**What you need to do:** Copy each line of the entries that includes the word "gmail".

(Source material begins)

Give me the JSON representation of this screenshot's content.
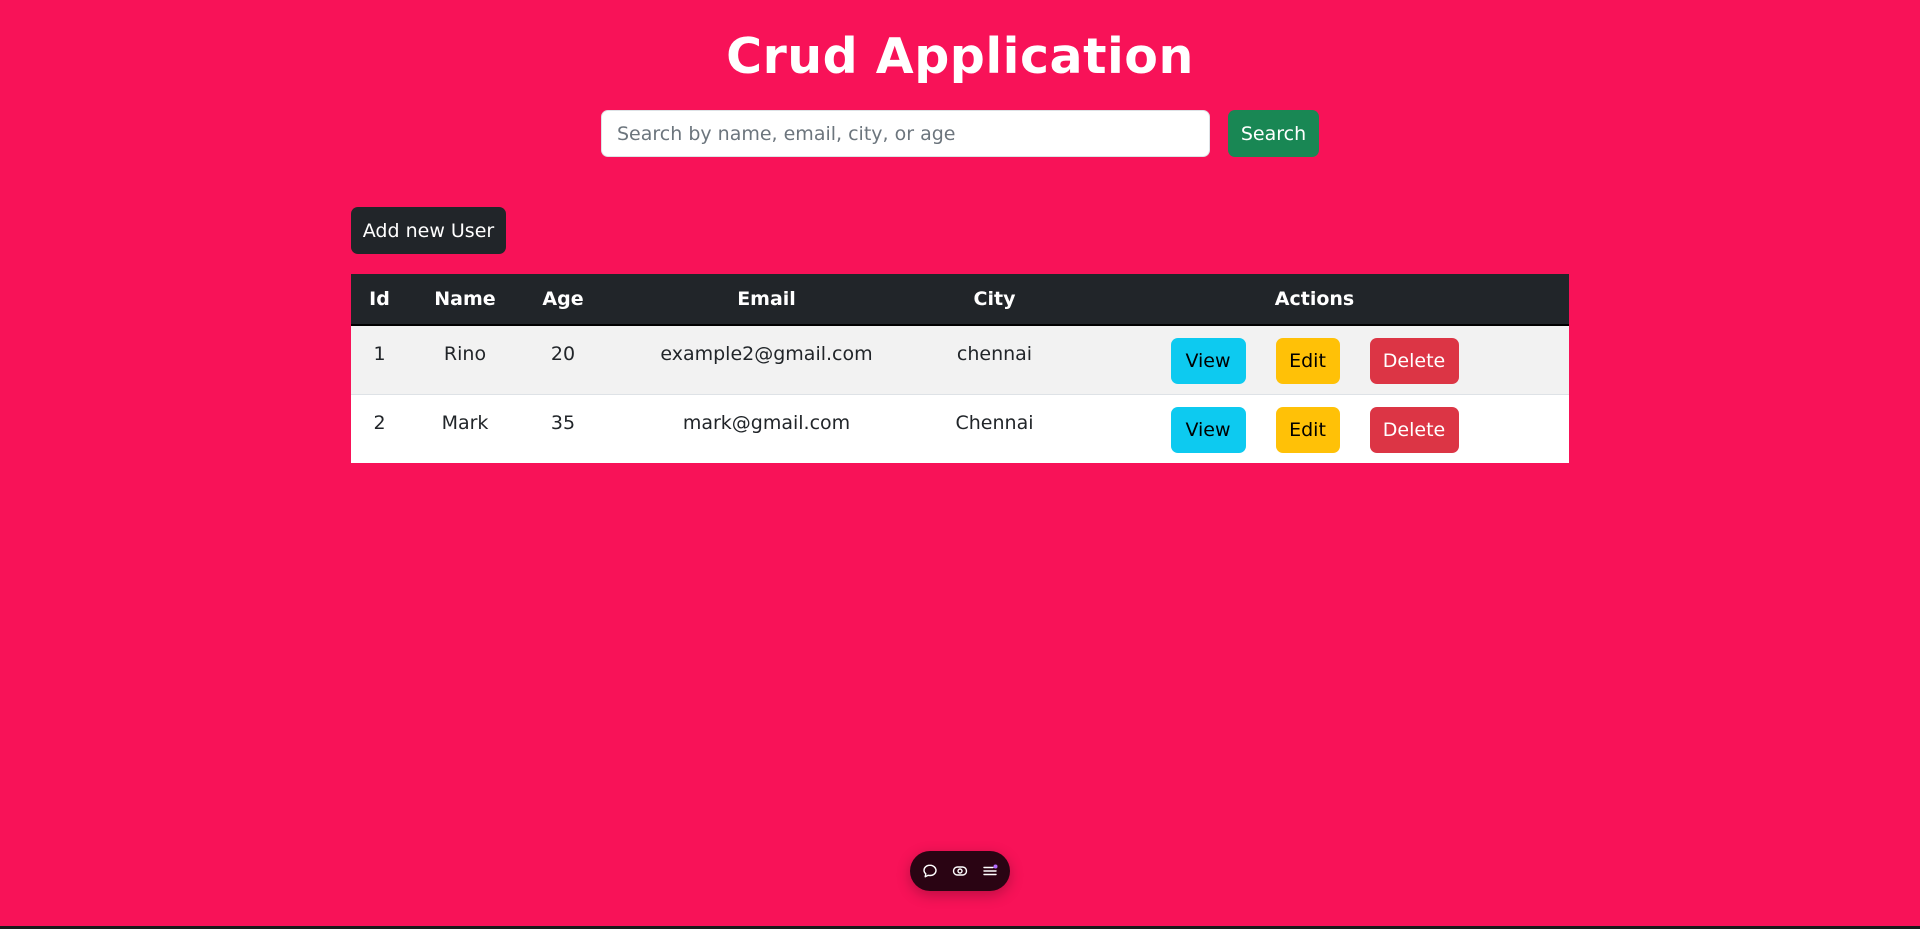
{
  "header": {
    "title": "Crud Application"
  },
  "search": {
    "placeholder": "Search by name, email, city, or age",
    "value": "",
    "button_label": "Search"
  },
  "toolbar": {
    "add_user_label": "Add new User"
  },
  "table": {
    "columns": [
      "Id",
      "Name",
      "Age",
      "Email",
      "City",
      "Actions"
    ],
    "rows": [
      {
        "id": "1",
        "name": "Rino",
        "age": "20",
        "email": "example2@gmail.com",
        "city": "chennai"
      },
      {
        "id": "2",
        "name": "Mark",
        "age": "35",
        "email": "mark@gmail.com",
        "city": "Chennai"
      }
    ],
    "actions": {
      "view_label": "View",
      "edit_label": "Edit",
      "delete_label": "Delete"
    }
  },
  "floating_toolbar": {
    "icons": [
      "chat-bubble-icon",
      "eye-icon",
      "menu-list-icon"
    ]
  },
  "colors": {
    "background": "#f81258",
    "view": "#0dcaf0",
    "edit": "#ffc107",
    "delete": "#dc3545",
    "search": "#198754",
    "dark": "#212529"
  }
}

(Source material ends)

**Your response:**
        "email": "example2@gmail.com",
        "email": "mark@gmail.com",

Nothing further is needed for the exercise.